Whilst the protagonist Fassin is a relatively bland figure, he is surrounded by some hilarious and interesting characters. Y’sul, his Dweller companion through Nasqueron, is constantly amusing and will likely end up everyone’s favourite character. The villain, Archimandrite Luseferous, is very much in the ‘Joffrey’ class of villain, a completely irredeemable and horrible sadist who is nonetheless oh-so fun to read about. The inventive tortures conjured by Luseferous upon those who defy him never cease to be hilarious in an ‘oh dear lord that is so unbelievably horrible’ sort of way. Banks has never been as much about his characters as about the world they inhabit, and his novels have never offered particularly complex character studies (with perhaps the exception of Cheradenine Zakalwe in Use of Weapons), and The Algebraist is no exception. The fast pace of the novel means that no single character is allowed much time to develop, but instead we are treated a long succession of entertaining and interesting caricatures, such as Fassin’s Uncle Slovious, who has chosen to live the remainder of his life in the form of a walrus and Quercer & Janath, a pair of Dweller minds who reside within one body. This isn’t really a problem in my opinion, but if you read novels for complex character studies, then this probably isn’t for you.

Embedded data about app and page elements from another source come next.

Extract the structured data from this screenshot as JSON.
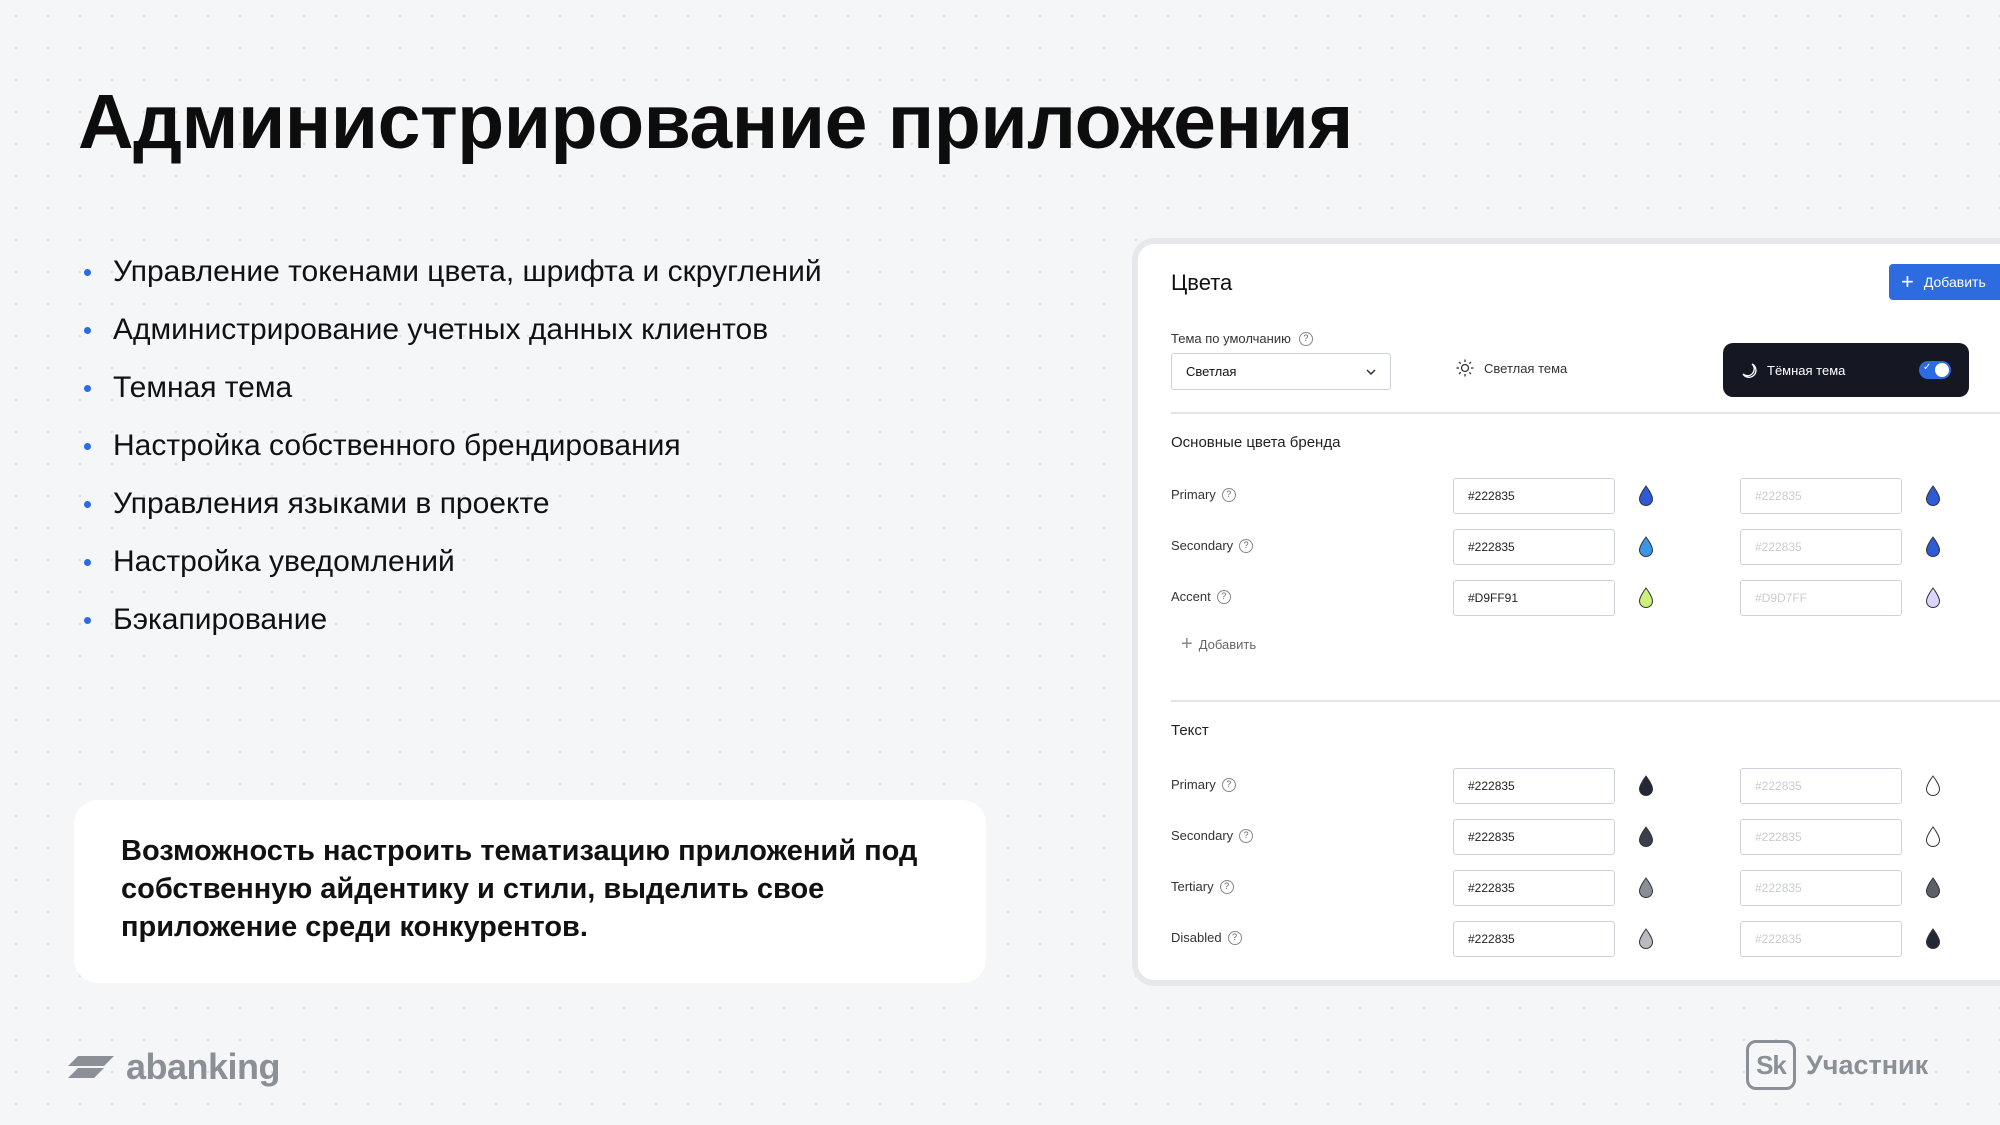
{
  "page": {
    "title": "Администрирование приложения",
    "bullets": [
      "Управление токенами цвета, шрифта и скруглений",
      "Администрирование учетных данных клиентов",
      "Темная тема",
      "Настройка собственного брендирования",
      "Управления языками в проекте",
      "Настройка уведомлений",
      "Бэкапирование"
    ],
    "note": "Возможность настроить тематизацию приложений под собственную айдентику и стили, выделить свое приложение среди конкурентов.",
    "logo_left": "abanking",
    "logo_right_mark": "Sk",
    "logo_right_text": "Участник"
  },
  "panel": {
    "title": "Цвета",
    "add_button": "Добавить",
    "theme_label": "Тема по умолчанию",
    "help_symbol": "?",
    "theme_select_value": "Светлая",
    "light_theme_label": "Светлая тема",
    "dark_theme_label": "Тёмная тема",
    "dark_theme_enabled": true,
    "brand_section": {
      "title": "Основные цвета бренда",
      "rows": [
        {
          "name": "Primary",
          "value": "#222835",
          "alt_value": "#222835",
          "swatch": "#2d5bd6",
          "alt_swatch": "#2d5bd6"
        },
        {
          "name": "Secondary",
          "value": "#222835",
          "alt_value": "#222835",
          "swatch": "#3a96e6",
          "alt_swatch": "#2d5bd6"
        },
        {
          "name": "Accent",
          "value": "#D9FF91",
          "alt_value": "#D9D7FF",
          "swatch": "#cdf07a",
          "alt_swatch": "#d9d7ff"
        }
      ],
      "add_label": "Добавить"
    },
    "text_section": {
      "title": "Текст",
      "rows": [
        {
          "name": "Primary",
          "value": "#222835",
          "alt_value": "#222835",
          "swatch": "#222835",
          "alt_swatch": "#ffffff"
        },
        {
          "name": "Secondary",
          "value": "#222835",
          "alt_value": "#222835",
          "swatch": "#3a3f4b",
          "alt_swatch": "#ffffff"
        },
        {
          "name": "Tertiary",
          "value": "#222835",
          "alt_value": "#222835",
          "swatch": "#8a8e96",
          "alt_swatch": "#5b5f68"
        },
        {
          "name": "Disabled",
          "value": "#222835",
          "alt_value": "#222835",
          "swatch": "#b8bbc1",
          "alt_swatch": "#222835"
        }
      ]
    }
  },
  "colors": {
    "accent_blue": "#2d6be0",
    "dark_card": "#151823"
  }
}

There are many things wrong with The Algebraist; it’s a mess structurally and seems wilfully difficult to read at first, but it successes outweigh these flaws. The novel is consistently funny, awe inspiring and original, with Banks dropping ideas and concepts which are always novel and interesting, showing an admirable effort to steer clear of cliché. If you’ve read other Banks science fiction and enjoyed it, I recommend this highly, it’s comfortably up to the standard of the Culture novels and easily eclipses weaker instalments such as Look to Windward and Excession. If you haven’t read any Banks before, I can’t say that this is a great place to start (The Player of Games is a far better launching point). The Algebraist is a very good book, falling just short of being great, yet I nonetheless recommend to anyone who has read Banks before or who enjoys science fiction which plays with utterly new and alien ideas.